Work order » Within the lines below, find those that hold the string "NotPublicMenu" and copy each one.

Supplied information »
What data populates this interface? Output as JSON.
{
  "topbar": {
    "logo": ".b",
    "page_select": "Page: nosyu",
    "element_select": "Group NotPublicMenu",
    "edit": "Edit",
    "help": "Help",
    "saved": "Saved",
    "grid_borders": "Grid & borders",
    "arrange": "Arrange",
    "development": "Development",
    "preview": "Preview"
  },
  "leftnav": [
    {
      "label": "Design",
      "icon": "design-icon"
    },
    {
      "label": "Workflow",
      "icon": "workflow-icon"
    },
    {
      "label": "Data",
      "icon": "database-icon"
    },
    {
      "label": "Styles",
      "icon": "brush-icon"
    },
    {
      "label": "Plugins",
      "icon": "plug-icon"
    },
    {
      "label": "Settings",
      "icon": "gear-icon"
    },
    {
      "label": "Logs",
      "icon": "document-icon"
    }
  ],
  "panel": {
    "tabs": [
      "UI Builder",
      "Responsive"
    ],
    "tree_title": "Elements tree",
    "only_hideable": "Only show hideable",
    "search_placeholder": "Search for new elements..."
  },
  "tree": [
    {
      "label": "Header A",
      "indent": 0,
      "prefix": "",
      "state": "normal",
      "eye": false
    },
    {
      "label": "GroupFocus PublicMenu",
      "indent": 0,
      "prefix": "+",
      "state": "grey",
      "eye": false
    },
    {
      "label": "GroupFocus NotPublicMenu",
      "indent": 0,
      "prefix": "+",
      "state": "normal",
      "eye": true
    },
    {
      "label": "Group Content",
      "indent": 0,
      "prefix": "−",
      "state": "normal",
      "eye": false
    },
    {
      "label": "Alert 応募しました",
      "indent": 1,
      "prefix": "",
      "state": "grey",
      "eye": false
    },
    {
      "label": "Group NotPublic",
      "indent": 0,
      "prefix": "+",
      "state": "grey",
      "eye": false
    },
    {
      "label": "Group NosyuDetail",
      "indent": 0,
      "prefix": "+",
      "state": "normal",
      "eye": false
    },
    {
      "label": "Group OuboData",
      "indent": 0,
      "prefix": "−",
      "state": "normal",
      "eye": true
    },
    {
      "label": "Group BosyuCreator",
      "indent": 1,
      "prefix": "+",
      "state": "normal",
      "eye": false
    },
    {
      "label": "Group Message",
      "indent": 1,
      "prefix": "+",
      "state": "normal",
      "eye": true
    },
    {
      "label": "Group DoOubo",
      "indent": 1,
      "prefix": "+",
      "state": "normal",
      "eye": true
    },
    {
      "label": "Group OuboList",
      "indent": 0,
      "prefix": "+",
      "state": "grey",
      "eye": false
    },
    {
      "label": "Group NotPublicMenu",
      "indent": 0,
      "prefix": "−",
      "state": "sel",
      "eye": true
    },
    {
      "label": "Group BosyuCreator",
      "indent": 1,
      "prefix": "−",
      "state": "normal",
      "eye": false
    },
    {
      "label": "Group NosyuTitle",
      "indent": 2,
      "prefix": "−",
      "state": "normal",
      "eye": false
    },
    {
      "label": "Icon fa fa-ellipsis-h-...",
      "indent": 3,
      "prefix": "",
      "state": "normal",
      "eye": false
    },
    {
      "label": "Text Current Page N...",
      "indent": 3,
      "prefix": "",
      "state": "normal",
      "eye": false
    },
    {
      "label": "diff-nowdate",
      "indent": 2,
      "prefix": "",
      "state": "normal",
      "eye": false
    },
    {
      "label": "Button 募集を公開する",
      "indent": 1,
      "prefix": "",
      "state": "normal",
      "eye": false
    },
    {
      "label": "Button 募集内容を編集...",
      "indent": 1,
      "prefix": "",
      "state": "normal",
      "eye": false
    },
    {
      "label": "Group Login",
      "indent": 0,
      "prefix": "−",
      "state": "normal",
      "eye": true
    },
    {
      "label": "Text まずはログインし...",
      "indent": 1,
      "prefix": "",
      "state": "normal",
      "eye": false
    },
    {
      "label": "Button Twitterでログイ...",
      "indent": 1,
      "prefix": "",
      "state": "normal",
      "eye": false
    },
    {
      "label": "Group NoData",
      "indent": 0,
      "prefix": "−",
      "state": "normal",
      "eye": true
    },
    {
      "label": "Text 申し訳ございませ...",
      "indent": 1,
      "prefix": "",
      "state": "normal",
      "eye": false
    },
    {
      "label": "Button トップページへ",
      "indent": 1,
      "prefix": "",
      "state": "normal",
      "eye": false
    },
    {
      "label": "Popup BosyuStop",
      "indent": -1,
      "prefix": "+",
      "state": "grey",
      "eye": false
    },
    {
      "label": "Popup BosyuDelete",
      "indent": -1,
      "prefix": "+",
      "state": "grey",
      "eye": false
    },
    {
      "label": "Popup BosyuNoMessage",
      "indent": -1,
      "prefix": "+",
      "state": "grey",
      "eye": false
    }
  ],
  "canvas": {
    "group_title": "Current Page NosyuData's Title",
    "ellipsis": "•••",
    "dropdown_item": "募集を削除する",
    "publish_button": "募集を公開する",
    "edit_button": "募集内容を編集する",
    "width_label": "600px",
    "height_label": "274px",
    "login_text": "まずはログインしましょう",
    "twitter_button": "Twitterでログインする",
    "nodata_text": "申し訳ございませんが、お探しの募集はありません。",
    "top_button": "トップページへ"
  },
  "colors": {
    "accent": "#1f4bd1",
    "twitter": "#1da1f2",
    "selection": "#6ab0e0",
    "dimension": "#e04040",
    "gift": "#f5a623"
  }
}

Solution »
    "element_select": "Group NotPublicMenu",
      "label": "GroupFocus NotPublicMenu",
      "label": "Group NotPublicMenu",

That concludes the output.